About this exercise =>
Make an exact copy of the entries, and keep any pictures out of it.

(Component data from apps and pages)
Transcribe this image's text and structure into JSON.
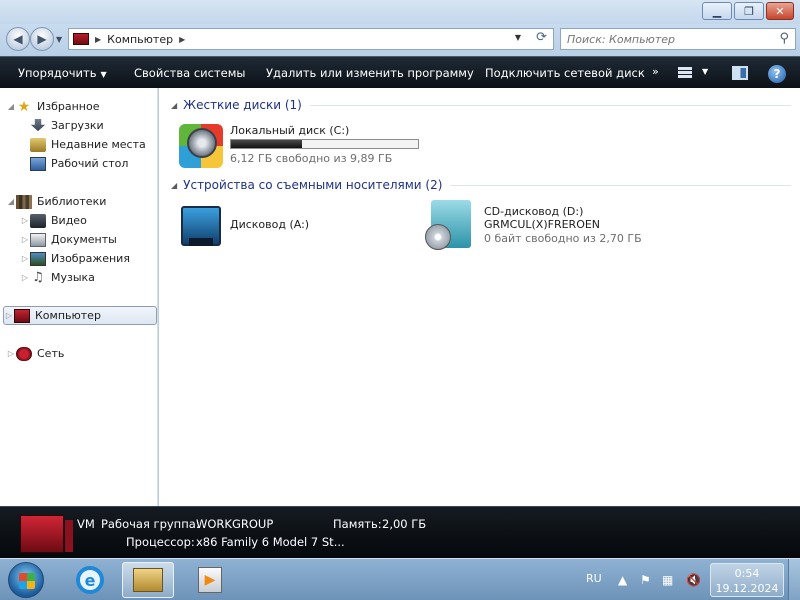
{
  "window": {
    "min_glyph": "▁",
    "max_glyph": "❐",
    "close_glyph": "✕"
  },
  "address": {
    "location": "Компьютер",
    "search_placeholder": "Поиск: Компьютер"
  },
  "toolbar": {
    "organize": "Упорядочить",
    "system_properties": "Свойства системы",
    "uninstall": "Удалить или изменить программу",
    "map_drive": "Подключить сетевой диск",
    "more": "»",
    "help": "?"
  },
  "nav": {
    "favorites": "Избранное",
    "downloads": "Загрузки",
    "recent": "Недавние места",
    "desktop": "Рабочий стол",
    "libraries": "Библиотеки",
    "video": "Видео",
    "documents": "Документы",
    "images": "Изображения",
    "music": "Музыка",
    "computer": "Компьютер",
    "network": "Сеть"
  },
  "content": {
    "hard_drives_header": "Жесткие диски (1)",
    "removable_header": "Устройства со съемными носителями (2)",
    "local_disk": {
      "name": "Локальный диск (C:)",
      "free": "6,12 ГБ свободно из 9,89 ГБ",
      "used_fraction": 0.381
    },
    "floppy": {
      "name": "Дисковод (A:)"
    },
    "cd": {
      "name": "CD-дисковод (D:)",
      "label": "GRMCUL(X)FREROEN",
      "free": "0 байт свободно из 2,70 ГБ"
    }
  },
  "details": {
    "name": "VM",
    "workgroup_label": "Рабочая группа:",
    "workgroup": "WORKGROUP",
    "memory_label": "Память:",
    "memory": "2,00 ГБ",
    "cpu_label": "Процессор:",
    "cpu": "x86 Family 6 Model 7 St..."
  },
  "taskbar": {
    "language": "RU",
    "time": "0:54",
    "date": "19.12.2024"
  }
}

Solution to the problem =>
Transcribe this image's text and structure into JSON.
{
  "window": {
    "min_glyph": "▁",
    "max_glyph": "❐",
    "close_glyph": "✕"
  },
  "address": {
    "location": "Компьютер",
    "search_placeholder": "Поиск: Компьютер"
  },
  "toolbar": {
    "organize": "Упорядочить",
    "system_properties": "Свойства системы",
    "uninstall": "Удалить или изменить программу",
    "map_drive": "Подключить сетевой диск",
    "more": "»",
    "help": "?"
  },
  "nav": {
    "favorites": "Избранное",
    "downloads": "Загрузки",
    "recent": "Недавние места",
    "desktop": "Рабочий стол",
    "libraries": "Библиотеки",
    "video": "Видео",
    "documents": "Документы",
    "images": "Изображения",
    "music": "Музыка",
    "computer": "Компьютер",
    "network": "Сеть"
  },
  "content": {
    "hard_drives_header": "Жесткие диски (1)",
    "removable_header": "Устройства со съемными носителями (2)",
    "local_disk": {
      "name": "Локальный диск (C:)",
      "free": "6,12 ГБ свободно из 9,89 ГБ",
      "used_fraction": 0.381
    },
    "floppy": {
      "name": "Дисковод (A:)"
    },
    "cd": {
      "name": "CD-дисковод (D:)",
      "label": "GRMCUL(X)FREROEN",
      "free": "0 байт свободно из 2,70 ГБ"
    }
  },
  "details": {
    "name": "VM",
    "workgroup_label": "Рабочая группа:",
    "workgroup": "WORKGROUP",
    "memory_label": "Память:",
    "memory": "2,00 ГБ",
    "cpu_label": "Процессор:",
    "cpu": "x86 Family 6 Model 7 St..."
  },
  "taskbar": {
    "language": "RU",
    "time": "0:54",
    "date": "19.12.2024"
  }
}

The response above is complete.